Dataset
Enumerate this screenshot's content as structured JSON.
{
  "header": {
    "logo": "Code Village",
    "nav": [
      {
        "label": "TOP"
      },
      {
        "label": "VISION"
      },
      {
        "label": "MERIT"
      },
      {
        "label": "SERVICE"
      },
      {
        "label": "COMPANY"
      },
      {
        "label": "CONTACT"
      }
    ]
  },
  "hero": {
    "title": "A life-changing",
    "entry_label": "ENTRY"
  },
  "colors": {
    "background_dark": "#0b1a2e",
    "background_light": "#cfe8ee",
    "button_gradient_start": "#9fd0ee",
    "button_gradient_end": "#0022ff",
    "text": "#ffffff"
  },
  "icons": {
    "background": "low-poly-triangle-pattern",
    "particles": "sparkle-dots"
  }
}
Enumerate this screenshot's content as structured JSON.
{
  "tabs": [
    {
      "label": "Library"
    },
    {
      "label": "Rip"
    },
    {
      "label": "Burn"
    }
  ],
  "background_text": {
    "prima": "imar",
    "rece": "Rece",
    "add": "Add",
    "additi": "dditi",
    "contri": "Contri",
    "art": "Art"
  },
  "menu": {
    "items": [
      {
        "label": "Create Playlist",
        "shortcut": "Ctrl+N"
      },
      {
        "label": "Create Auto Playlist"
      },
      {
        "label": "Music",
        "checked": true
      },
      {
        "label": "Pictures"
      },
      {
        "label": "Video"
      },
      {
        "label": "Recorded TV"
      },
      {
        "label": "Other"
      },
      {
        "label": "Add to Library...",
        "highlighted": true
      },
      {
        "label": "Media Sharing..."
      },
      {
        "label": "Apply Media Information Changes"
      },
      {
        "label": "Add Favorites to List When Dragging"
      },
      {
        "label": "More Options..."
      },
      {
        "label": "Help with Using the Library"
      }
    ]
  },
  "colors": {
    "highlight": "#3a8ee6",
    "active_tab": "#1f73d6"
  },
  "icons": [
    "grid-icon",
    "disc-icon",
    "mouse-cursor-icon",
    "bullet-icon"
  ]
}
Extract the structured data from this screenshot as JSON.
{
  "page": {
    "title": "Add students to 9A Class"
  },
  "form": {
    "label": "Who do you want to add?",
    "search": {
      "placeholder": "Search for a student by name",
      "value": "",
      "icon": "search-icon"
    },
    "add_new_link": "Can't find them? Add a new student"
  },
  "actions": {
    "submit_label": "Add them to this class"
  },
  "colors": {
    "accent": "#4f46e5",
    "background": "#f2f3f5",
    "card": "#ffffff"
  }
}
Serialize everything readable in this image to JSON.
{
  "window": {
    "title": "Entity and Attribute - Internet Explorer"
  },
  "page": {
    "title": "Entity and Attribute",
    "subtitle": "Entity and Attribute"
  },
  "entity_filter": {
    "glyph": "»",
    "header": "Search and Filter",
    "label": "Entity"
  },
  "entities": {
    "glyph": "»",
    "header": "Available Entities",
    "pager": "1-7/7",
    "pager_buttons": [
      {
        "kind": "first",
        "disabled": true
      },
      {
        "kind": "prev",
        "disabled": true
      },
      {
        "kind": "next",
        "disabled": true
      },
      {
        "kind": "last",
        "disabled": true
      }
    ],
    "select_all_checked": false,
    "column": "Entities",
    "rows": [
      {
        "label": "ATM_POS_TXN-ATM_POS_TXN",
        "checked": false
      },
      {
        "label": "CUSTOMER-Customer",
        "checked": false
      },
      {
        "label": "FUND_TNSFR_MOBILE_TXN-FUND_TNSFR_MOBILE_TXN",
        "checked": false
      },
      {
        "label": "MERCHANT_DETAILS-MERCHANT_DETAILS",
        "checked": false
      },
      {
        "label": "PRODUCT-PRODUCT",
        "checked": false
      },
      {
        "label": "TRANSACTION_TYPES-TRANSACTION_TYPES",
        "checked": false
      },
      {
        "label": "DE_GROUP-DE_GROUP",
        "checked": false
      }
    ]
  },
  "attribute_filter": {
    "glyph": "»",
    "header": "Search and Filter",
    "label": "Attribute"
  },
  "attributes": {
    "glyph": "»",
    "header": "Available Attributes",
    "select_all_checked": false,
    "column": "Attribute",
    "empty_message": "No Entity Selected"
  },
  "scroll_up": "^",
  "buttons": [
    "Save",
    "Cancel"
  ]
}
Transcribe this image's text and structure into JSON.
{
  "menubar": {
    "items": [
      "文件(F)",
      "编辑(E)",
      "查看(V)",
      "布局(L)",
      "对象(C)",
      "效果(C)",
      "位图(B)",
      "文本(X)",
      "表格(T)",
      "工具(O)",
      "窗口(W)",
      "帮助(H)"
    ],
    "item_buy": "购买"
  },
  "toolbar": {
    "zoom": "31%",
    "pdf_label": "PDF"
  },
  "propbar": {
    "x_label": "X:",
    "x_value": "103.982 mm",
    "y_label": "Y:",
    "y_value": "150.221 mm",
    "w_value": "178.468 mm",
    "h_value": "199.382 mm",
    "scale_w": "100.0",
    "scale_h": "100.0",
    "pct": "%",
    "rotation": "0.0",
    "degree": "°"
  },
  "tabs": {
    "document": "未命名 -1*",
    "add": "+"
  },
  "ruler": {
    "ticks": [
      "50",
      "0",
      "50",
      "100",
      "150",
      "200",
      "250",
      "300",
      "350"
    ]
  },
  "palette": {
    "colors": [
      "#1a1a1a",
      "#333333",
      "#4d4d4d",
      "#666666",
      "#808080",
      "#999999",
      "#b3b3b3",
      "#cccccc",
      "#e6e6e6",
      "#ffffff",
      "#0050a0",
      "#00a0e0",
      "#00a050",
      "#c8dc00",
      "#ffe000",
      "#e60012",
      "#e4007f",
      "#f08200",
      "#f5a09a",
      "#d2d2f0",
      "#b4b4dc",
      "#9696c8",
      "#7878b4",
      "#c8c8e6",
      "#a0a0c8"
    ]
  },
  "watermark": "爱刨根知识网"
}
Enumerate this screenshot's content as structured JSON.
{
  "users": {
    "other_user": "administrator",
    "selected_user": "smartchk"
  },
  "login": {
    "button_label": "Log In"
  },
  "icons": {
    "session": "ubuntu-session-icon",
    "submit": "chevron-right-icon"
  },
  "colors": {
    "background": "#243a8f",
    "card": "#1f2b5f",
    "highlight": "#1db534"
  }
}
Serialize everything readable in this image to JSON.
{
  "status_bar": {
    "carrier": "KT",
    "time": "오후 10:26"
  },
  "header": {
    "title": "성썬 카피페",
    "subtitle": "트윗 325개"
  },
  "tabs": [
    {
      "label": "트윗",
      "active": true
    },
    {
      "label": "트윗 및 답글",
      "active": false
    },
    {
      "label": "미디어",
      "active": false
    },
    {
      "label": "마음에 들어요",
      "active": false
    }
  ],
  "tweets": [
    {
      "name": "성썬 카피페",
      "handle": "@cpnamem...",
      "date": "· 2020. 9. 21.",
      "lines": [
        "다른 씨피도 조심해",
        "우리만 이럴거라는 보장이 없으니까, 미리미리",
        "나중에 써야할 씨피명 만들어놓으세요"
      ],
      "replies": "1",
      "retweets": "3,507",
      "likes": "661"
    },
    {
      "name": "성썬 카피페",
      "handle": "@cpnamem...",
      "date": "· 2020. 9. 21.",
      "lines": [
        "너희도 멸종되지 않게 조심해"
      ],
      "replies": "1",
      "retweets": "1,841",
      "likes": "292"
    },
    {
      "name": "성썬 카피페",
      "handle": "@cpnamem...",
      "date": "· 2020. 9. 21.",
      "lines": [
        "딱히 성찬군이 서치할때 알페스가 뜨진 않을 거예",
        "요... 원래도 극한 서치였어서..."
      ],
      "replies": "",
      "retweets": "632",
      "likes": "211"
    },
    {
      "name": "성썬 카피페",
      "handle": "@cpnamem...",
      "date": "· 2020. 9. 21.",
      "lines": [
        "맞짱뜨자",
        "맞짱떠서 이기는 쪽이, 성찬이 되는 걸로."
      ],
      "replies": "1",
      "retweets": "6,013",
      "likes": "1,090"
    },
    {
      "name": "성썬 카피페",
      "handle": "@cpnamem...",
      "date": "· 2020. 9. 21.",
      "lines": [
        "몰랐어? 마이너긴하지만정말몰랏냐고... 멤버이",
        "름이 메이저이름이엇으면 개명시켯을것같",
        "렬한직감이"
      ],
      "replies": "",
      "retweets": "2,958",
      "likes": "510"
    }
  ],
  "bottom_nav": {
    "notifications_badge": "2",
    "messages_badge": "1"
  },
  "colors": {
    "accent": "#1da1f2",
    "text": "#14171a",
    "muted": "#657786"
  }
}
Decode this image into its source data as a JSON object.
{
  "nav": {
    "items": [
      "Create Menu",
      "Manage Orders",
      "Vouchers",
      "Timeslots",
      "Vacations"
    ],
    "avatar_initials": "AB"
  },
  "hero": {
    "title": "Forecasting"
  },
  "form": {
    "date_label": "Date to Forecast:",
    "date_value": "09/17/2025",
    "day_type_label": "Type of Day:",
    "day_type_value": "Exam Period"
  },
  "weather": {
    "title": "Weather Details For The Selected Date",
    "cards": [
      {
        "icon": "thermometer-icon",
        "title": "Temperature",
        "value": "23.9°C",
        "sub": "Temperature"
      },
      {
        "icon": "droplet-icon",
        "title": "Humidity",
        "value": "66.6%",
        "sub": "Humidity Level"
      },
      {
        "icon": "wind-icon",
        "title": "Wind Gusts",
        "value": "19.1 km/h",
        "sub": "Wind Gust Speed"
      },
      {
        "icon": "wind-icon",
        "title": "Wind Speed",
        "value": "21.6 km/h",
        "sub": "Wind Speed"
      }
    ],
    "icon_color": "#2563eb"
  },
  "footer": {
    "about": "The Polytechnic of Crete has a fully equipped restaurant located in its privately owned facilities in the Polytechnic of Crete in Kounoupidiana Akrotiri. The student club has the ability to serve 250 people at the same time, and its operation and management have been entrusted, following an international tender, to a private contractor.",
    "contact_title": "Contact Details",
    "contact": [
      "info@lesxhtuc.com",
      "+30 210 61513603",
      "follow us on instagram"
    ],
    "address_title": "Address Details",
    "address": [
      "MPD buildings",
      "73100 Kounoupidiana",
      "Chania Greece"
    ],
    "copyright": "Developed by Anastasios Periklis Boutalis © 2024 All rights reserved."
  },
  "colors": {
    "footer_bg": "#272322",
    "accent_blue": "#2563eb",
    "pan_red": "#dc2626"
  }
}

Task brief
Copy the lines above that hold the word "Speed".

Task solution
        "sub": "Wind Gust Speed"
        "title": "Wind Speed",
        "sub": "Wind Speed"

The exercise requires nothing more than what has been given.